▸ **WORK INSTRUCTIONS**: In the entries below, work out how many lines include "JSON", and write only that number.

▸ **GIVEN RECORDS**:

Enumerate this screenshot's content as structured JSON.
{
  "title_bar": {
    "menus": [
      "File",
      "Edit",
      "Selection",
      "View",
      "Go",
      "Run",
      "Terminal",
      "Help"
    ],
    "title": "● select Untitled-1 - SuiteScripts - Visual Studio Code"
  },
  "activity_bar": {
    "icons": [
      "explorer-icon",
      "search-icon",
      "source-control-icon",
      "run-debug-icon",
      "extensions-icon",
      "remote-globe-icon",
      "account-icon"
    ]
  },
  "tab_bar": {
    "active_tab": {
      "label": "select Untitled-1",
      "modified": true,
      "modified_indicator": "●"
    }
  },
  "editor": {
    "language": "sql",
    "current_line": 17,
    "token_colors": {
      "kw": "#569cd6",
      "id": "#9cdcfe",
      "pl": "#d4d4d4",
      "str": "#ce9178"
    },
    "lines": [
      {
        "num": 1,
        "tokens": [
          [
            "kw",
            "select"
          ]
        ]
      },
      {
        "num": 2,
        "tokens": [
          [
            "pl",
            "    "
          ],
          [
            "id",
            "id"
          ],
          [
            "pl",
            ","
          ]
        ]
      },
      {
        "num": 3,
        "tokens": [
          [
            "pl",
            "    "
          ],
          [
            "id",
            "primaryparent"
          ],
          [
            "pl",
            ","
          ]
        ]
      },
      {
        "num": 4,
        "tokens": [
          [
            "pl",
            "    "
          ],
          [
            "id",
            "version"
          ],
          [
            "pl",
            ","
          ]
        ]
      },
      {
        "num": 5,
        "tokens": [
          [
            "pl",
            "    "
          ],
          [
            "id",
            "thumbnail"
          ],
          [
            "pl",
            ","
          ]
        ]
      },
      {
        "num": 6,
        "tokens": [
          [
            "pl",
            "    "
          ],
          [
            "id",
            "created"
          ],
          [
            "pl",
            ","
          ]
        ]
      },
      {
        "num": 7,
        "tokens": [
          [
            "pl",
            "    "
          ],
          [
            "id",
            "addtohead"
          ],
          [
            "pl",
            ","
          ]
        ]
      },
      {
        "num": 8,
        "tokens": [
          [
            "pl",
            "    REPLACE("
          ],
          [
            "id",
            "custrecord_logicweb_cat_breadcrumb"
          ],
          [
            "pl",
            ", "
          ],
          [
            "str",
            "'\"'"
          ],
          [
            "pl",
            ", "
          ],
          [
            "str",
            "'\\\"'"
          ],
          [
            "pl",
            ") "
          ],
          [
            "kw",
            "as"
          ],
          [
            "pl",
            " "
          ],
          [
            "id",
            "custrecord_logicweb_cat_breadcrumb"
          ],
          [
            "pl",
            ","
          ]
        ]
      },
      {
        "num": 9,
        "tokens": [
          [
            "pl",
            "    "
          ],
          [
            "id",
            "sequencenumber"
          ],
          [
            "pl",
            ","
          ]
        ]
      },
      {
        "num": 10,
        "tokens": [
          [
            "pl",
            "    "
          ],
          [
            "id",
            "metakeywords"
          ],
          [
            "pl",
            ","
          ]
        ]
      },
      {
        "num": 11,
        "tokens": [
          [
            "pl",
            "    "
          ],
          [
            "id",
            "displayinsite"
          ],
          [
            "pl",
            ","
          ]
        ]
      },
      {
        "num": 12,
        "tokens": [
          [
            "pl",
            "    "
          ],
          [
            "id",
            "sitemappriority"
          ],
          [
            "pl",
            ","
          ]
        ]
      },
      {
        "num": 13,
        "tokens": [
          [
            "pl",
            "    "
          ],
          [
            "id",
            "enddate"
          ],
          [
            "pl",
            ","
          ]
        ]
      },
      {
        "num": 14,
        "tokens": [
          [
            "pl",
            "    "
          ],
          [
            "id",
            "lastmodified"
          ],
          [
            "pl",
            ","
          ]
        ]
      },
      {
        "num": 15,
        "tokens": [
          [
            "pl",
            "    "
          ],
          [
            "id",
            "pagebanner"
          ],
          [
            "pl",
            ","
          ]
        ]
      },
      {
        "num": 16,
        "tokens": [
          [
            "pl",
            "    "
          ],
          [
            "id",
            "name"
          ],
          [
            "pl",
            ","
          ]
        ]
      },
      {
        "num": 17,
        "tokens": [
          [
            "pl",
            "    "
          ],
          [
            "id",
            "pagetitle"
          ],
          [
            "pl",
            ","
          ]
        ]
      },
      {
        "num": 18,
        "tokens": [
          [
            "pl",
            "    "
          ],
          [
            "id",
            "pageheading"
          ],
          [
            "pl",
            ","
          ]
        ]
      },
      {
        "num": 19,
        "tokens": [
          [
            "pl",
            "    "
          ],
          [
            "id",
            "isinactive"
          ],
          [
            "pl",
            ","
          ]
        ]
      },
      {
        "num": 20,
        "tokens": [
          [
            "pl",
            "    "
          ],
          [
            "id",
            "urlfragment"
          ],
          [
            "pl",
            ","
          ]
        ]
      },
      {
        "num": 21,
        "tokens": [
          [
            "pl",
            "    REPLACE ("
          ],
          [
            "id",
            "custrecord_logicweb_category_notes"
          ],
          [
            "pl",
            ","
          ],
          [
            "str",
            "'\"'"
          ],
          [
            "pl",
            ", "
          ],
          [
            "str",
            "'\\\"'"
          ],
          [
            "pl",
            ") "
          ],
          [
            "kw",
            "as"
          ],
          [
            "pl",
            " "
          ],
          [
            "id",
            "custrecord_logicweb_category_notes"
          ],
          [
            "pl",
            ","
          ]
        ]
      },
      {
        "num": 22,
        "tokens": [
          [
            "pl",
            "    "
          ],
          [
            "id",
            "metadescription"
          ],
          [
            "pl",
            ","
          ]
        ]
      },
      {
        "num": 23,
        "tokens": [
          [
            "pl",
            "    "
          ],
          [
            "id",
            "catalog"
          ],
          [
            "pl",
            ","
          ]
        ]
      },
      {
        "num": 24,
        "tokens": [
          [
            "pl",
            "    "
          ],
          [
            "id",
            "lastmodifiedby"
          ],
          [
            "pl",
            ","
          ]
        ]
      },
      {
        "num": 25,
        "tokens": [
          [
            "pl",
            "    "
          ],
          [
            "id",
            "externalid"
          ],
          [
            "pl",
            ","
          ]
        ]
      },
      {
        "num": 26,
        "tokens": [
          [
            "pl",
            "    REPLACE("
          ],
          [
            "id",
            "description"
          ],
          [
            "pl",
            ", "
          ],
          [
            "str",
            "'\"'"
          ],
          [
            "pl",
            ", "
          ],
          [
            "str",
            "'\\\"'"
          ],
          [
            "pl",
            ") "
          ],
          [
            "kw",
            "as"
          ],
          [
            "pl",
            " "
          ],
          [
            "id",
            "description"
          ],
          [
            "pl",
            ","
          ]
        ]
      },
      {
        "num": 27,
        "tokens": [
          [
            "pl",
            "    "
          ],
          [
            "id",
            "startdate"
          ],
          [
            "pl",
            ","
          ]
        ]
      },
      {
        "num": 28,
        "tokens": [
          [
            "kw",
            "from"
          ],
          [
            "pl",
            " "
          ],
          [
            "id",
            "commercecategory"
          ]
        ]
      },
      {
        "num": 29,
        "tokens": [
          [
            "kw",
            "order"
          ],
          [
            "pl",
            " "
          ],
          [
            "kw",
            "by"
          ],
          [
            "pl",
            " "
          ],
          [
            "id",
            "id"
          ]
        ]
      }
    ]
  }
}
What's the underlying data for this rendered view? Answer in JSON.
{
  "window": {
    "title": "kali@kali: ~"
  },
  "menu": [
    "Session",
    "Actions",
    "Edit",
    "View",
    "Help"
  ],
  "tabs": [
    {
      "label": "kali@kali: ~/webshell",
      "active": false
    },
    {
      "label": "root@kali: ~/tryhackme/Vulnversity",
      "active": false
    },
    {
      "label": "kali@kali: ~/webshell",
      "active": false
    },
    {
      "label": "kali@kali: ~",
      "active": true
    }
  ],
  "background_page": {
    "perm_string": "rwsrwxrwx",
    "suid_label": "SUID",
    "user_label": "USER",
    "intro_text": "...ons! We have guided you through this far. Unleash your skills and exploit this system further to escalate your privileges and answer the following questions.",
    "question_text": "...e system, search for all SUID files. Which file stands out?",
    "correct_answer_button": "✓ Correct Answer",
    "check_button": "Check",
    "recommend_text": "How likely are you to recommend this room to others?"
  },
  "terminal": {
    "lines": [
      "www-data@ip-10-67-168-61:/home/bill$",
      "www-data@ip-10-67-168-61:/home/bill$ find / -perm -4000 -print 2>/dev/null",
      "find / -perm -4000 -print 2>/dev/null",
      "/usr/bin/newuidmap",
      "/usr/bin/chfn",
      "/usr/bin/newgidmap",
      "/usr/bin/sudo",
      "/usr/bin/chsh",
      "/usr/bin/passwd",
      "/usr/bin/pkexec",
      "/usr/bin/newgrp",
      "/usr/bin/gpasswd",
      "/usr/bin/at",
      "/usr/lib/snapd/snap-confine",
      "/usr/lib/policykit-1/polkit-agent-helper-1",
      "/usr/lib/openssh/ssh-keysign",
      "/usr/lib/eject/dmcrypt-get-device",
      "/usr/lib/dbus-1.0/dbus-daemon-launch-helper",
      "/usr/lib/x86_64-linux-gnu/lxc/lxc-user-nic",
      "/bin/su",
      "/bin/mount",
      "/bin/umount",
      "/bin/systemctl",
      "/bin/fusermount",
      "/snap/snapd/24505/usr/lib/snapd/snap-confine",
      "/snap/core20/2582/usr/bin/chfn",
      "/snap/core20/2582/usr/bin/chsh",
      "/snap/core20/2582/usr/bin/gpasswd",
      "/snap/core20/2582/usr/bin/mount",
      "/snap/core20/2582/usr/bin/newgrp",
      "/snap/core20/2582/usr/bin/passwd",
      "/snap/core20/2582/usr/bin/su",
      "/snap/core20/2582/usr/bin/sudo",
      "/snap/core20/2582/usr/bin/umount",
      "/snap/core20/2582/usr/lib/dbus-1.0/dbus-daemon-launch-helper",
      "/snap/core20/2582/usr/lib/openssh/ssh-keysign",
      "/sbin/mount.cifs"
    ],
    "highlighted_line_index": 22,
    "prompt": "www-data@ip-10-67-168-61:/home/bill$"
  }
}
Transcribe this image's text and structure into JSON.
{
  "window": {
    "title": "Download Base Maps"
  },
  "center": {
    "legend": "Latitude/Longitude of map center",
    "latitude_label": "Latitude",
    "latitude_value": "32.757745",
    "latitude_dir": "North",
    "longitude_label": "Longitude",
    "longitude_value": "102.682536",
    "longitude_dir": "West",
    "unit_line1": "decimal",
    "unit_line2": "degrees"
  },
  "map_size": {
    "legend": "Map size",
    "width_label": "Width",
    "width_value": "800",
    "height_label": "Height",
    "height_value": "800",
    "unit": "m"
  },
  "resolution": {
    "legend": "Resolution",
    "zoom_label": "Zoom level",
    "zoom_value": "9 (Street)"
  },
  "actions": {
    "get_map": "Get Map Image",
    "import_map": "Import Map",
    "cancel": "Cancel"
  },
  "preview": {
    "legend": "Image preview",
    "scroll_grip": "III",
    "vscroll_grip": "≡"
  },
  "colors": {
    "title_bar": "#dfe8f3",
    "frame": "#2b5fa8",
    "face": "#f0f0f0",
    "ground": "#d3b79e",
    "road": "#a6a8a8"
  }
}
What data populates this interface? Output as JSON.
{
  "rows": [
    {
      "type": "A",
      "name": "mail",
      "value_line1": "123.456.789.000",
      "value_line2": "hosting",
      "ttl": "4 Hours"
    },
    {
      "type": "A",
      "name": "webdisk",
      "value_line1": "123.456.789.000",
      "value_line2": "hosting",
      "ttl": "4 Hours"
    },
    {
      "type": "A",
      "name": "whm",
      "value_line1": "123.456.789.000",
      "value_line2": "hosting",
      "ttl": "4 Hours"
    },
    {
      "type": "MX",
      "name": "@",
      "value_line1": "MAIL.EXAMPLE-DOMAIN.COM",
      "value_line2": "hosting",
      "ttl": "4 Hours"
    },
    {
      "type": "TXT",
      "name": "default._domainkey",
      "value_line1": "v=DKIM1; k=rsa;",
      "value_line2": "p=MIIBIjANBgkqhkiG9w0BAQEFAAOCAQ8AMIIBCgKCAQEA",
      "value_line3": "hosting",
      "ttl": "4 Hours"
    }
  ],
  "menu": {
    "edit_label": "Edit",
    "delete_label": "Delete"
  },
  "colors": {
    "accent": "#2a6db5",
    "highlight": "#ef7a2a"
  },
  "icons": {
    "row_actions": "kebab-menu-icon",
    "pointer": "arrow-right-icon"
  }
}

▸ **SOLUTION**: 4